What to work on:
From the line containing "Extract the structured" through the last line below, copy every line exactly, leaving out the pictures.

====== Data for this task ======

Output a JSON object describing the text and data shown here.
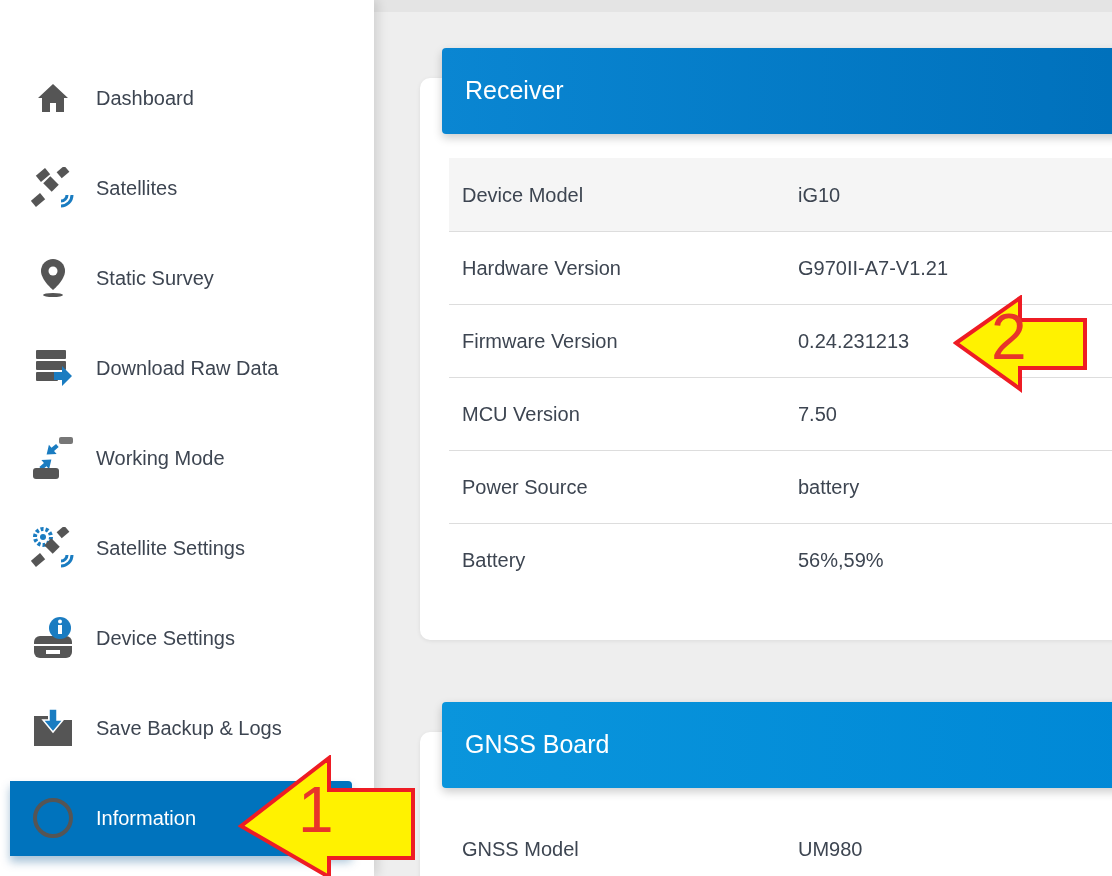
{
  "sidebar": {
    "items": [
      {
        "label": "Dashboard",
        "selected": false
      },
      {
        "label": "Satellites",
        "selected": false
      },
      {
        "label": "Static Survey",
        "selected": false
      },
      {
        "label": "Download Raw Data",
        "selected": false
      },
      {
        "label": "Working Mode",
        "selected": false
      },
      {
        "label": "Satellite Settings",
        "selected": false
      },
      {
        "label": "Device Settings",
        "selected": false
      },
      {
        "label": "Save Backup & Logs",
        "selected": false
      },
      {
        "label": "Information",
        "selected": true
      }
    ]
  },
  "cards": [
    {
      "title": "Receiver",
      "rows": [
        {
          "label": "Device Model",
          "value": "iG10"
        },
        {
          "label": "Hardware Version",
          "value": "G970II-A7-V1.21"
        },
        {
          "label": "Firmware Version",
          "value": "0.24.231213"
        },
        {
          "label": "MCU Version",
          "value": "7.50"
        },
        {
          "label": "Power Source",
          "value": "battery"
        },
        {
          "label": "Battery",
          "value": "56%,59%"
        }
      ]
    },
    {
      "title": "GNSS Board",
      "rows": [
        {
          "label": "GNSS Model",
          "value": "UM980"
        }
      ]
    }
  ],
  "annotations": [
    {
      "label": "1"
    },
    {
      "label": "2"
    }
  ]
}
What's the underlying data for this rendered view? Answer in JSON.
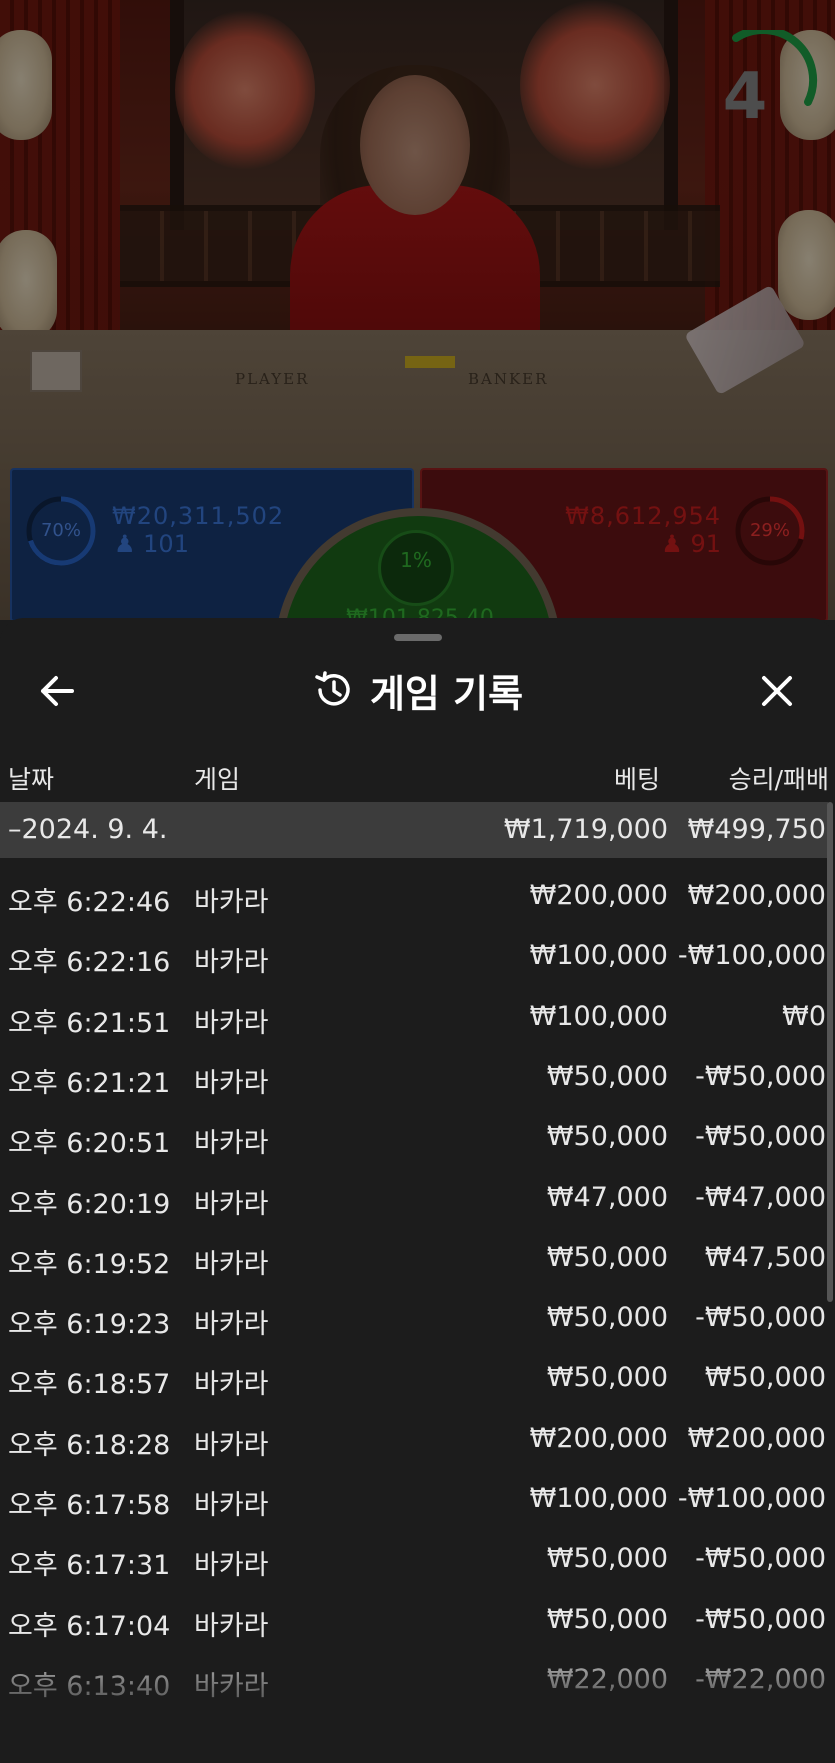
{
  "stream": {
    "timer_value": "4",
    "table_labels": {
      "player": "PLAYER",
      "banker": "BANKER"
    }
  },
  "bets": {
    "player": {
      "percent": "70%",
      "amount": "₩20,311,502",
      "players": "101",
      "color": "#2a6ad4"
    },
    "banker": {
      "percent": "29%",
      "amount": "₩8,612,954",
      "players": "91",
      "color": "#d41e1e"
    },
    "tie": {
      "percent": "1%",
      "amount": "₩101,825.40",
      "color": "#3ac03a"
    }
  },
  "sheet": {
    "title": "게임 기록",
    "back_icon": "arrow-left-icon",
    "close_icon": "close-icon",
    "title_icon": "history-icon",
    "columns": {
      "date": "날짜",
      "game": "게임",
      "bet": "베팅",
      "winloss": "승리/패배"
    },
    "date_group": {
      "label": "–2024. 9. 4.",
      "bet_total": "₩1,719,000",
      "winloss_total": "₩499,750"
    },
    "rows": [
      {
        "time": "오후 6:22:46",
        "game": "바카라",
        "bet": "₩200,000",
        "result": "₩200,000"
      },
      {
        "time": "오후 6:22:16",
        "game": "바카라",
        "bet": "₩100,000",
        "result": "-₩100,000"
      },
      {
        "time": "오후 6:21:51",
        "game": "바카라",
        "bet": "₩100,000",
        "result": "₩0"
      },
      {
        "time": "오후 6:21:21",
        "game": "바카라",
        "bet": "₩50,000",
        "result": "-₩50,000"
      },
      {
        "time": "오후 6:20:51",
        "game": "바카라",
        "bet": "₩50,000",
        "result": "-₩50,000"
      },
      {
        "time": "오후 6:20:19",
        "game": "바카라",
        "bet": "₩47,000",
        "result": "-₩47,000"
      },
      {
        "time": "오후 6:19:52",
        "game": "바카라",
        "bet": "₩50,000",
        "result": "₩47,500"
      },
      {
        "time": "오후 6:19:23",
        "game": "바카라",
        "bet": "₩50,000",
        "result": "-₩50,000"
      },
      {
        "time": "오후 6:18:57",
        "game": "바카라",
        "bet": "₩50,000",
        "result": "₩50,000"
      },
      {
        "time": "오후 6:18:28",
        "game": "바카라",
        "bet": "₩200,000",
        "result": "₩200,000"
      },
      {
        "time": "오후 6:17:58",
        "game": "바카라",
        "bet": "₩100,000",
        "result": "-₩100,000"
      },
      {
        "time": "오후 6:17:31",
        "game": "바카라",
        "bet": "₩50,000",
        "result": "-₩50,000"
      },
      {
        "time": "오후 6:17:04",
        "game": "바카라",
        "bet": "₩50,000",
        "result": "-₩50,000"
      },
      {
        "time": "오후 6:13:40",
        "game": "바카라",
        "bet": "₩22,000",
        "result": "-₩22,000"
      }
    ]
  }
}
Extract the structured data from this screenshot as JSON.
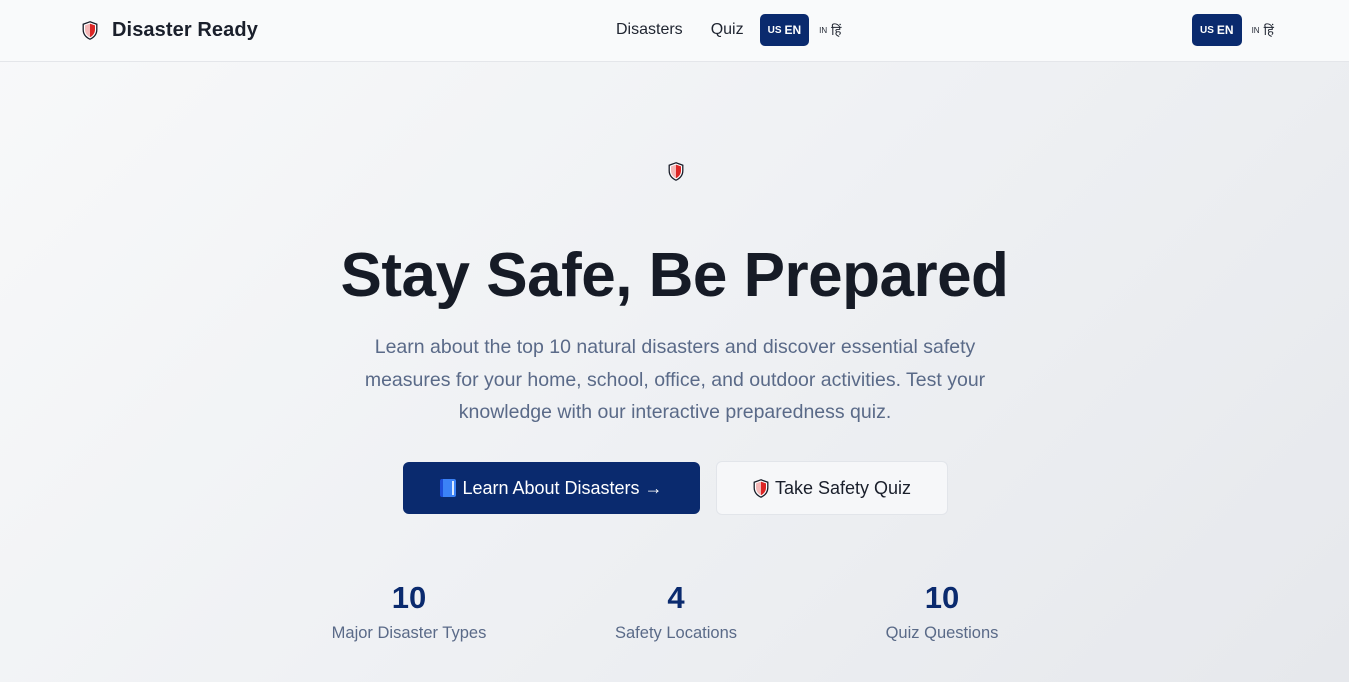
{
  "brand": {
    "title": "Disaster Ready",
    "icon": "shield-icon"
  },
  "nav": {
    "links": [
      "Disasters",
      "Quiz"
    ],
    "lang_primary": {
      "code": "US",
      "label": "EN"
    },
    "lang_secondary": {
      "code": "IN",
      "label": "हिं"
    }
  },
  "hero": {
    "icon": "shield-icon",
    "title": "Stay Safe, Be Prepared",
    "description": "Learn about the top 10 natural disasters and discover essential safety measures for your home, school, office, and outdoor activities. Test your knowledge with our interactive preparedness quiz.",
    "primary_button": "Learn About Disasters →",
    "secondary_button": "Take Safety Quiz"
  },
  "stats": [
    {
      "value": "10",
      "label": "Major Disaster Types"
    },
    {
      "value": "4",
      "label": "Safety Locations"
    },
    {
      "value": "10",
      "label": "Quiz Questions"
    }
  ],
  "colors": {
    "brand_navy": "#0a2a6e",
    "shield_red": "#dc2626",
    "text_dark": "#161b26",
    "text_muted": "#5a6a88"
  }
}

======

Task output:
Extract the structured data from this screenshot as JSON.
{
  "brand": {
    "title": "Disaster Ready",
    "icon": "shield-icon"
  },
  "nav": {
    "links": [
      "Disasters",
      "Quiz"
    ],
    "lang_primary": {
      "code": "US",
      "label": "EN"
    },
    "lang_secondary": {
      "code": "IN",
      "label": "हिं"
    }
  },
  "hero": {
    "icon": "shield-icon",
    "title": "Stay Safe, Be Prepared",
    "description": "Learn about the top 10 natural disasters and discover essential safety measures for your home, school, office, and outdoor activities. Test your knowledge with our interactive preparedness quiz.",
    "primary_button": "Learn About Disasters →",
    "secondary_button": "Take Safety Quiz"
  },
  "stats": [
    {
      "value": "10",
      "label": "Major Disaster Types"
    },
    {
      "value": "4",
      "label": "Safety Locations"
    },
    {
      "value": "10",
      "label": "Quiz Questions"
    }
  ],
  "colors": {
    "brand_navy": "#0a2a6e",
    "shield_red": "#dc2626",
    "text_dark": "#161b26",
    "text_muted": "#5a6a88"
  }
}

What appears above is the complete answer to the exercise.